Article 8 is a qualified right, home secretary says
The home secretary has said that the Commons will debate the “radical reform” of article 8 of the ECHR on Tuesday next week.
Theresa May said it was “unacceptable that foreign nationals whose criminal behaviour undermines our way of life can use weak human rights claims to dodge deportation”.
She went on: “The new rules will set out clearly, as a matter of public policy, the basis on which a person can enter or remain in the UK as a result of their family life and how the UK Border Agency will balance the factors that can weigh for or against an article 8 claim.

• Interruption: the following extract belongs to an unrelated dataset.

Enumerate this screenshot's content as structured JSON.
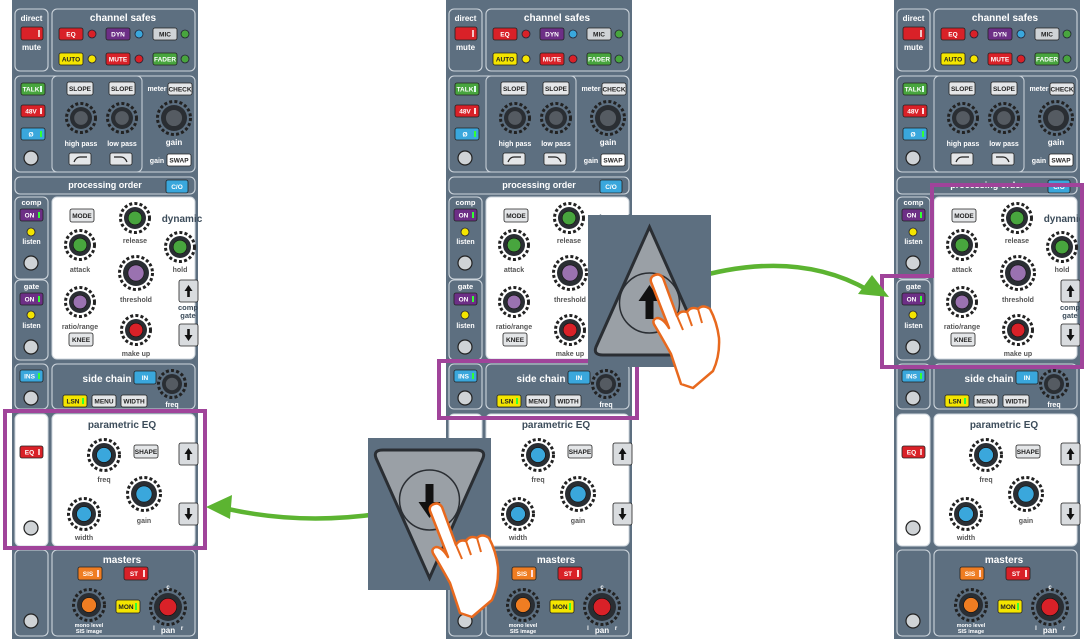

“Article 8 is a qualified right. While people have a right to respect for private and family life under article 8, it is legitimate for the government to interfere with the exercise of that right, where it is necessary, proportionate and in the public interest to do so.”
May said the “tough new rules on deportation” for different levels of criminality would enable the deportation of those sentenced to less than 12 months if their offending behaviour was deemed by the secretary of state to be sufficiently “persistent, serious or harmful”.
The debate is part of a package of measures announced by the home secretary to control immigration.
The income limit to bring a partner or spouse into the country from outside Europe will be raised to £18,600, and to those seeking to bring in children to £22,400 for one child and an additional £2,400 for each further child.
May said the thresholds were based on advice from the Migration Advisory Committee and could save the UK taxpayer more than £1.4bn in health, benefit and education costs over ten years.
At the same time, she announced further restrictions on non-EEA adults and elderly dependent relatives, only allowing them to settle in the UK where they require long-term personal care. All applicants for settlement will be required from October 2013 to speak better English and pass the ‘Life in the UK’ test.
May said the changes would also end the full right of appeal for foreign nationals refused a visa for a short visit to see family members in the UK.
Provisions in the Crime and Courts Bill, currently going through the Lords, would mean that in future the vast majority of failed applicants would have to reapply, freeing up tribunals to deal with more serious cases.
Regulations to be laid in parliament include an interim measure to restrict the full right of appeal to close family members until the Crime and Courts Bill is passed.